Action item:
This exercise asks for a copy of each line in the records below with the word "Barra" in it.
==============================
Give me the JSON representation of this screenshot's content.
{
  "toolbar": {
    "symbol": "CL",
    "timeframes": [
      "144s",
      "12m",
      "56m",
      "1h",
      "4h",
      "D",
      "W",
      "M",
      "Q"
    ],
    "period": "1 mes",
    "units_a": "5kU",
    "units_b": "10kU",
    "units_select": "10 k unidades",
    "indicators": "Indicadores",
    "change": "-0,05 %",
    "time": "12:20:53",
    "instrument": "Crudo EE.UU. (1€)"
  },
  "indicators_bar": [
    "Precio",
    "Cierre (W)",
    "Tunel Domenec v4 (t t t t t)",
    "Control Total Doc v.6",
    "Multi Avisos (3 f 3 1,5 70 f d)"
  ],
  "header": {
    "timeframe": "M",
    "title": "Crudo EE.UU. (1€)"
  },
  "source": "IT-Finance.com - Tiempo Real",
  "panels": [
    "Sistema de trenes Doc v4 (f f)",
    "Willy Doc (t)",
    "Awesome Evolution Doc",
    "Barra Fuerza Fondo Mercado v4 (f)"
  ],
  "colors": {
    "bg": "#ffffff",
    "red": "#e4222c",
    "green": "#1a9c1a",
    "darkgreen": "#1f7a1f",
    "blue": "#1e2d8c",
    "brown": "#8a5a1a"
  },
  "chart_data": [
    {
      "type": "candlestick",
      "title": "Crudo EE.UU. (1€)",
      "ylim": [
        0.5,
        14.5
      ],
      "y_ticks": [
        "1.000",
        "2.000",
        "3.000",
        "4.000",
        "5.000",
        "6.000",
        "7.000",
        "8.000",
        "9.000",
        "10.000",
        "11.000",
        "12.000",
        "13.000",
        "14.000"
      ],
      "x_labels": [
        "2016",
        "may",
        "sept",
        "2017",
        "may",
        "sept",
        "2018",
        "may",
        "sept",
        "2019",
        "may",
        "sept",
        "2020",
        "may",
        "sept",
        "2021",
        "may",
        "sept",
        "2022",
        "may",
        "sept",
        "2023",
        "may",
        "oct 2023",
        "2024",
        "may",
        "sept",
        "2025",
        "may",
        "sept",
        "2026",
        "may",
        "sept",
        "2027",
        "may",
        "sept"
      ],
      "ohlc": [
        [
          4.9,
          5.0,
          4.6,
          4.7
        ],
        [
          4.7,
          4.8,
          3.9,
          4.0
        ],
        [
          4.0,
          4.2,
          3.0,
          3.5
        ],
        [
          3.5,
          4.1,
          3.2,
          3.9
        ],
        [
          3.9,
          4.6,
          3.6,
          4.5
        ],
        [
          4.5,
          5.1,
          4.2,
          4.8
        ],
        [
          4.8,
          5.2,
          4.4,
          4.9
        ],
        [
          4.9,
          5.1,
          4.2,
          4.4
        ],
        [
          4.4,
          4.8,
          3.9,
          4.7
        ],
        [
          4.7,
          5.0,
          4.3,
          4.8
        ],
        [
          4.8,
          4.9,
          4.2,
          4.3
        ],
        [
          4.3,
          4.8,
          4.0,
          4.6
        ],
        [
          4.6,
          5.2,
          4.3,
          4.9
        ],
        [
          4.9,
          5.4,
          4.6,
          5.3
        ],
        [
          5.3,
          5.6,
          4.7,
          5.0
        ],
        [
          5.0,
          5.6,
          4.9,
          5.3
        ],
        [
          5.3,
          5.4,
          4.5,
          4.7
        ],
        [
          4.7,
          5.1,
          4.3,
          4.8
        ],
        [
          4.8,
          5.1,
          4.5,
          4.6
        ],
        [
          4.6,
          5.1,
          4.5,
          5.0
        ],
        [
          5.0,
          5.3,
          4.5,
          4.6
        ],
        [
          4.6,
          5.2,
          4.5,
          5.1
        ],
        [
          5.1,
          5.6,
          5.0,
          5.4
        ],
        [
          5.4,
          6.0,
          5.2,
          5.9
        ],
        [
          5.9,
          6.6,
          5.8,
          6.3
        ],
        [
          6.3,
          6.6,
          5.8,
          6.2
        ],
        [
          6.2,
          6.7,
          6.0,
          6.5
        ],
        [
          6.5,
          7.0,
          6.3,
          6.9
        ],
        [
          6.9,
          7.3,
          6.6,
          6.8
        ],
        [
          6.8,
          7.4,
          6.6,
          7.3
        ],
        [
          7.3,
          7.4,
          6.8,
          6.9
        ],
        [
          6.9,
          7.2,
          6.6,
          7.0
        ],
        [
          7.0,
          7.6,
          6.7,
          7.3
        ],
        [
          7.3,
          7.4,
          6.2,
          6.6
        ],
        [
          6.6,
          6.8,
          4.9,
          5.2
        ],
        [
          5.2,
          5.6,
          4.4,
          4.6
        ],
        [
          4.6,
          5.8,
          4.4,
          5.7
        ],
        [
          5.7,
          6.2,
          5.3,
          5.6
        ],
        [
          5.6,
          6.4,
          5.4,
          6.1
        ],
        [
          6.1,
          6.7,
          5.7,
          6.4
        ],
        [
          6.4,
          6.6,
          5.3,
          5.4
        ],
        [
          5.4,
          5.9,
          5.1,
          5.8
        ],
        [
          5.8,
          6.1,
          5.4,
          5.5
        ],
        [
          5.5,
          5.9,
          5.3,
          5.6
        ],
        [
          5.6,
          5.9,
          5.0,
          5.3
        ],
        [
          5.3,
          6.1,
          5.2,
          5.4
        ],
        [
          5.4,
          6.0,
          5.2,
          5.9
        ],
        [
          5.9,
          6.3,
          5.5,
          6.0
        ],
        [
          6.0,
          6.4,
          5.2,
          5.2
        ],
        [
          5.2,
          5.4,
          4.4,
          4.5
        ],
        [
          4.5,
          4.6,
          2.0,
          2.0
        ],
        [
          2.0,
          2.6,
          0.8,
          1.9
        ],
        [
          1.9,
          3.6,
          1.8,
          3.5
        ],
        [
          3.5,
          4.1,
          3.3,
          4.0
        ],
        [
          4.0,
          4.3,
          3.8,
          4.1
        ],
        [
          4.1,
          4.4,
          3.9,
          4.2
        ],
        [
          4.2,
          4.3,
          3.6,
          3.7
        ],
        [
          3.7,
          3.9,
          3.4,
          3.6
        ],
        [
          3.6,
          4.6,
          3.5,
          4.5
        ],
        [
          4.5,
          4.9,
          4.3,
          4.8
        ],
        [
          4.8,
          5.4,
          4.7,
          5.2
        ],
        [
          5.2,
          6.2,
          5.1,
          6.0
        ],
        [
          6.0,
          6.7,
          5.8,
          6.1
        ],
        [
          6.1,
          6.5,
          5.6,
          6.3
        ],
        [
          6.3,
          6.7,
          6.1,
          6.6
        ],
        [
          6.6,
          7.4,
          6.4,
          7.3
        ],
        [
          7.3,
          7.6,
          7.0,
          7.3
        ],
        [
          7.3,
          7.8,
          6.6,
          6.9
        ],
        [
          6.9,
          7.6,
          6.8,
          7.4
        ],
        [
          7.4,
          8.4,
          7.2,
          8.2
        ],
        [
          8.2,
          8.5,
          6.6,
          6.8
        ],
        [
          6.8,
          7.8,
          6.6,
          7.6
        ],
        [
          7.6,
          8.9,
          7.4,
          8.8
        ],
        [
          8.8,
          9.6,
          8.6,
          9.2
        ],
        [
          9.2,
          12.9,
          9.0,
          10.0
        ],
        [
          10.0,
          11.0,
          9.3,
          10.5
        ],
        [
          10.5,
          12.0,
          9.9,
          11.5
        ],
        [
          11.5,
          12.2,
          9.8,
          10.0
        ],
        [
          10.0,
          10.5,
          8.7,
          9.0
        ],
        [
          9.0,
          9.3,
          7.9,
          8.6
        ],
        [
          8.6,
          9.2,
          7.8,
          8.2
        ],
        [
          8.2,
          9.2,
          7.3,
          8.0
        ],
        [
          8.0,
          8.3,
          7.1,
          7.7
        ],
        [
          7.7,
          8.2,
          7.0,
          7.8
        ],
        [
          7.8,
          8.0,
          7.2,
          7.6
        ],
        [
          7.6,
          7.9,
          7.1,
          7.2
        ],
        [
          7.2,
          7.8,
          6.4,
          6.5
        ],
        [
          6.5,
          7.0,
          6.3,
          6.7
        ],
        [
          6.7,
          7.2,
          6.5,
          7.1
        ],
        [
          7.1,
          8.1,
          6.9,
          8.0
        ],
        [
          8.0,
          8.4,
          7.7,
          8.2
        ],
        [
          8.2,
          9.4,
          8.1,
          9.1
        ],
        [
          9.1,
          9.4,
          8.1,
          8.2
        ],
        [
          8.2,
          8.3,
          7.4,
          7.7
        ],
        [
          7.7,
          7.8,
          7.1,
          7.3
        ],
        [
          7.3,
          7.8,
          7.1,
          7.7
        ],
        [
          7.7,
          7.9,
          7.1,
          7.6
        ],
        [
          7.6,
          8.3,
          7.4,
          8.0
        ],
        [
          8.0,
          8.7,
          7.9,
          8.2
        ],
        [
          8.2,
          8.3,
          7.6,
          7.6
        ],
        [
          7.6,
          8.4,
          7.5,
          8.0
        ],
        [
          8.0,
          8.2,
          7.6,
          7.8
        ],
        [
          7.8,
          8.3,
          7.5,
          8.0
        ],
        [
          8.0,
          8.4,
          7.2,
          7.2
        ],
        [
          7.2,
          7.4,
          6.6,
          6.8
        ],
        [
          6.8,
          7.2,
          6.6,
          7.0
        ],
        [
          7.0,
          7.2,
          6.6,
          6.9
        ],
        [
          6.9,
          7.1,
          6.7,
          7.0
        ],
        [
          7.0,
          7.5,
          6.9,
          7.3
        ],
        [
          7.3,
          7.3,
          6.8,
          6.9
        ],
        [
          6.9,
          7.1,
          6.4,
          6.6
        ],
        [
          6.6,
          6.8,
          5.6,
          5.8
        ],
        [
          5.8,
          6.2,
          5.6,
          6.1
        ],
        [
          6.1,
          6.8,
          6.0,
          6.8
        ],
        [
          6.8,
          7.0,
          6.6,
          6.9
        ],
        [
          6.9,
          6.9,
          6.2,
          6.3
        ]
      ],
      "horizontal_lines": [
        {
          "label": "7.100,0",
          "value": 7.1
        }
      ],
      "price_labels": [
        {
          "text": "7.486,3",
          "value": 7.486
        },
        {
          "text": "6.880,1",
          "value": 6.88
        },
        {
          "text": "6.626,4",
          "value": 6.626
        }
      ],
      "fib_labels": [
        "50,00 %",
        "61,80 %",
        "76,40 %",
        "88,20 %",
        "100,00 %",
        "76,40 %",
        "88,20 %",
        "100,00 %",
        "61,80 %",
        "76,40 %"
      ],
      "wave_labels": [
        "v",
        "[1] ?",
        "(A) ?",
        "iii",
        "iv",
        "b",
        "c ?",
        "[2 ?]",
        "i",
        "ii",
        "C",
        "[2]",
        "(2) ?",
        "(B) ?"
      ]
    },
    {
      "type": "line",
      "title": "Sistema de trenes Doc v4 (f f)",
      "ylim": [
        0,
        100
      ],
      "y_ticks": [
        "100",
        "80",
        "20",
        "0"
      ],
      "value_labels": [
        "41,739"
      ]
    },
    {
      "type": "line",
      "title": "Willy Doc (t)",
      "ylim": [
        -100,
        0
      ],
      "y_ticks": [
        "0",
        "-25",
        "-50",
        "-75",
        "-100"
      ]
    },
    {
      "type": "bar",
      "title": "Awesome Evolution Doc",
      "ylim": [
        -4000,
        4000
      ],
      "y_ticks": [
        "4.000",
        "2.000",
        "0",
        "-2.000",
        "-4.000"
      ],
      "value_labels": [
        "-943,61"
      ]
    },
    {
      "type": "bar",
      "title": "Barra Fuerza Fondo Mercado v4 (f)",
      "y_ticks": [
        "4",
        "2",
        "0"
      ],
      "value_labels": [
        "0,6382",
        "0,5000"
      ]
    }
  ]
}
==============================
Response area:
    "Barra Fuerza Fondo Mercado v4 (f)"
      "title": "Barra Fuerza Fondo Mercado v4 (f)",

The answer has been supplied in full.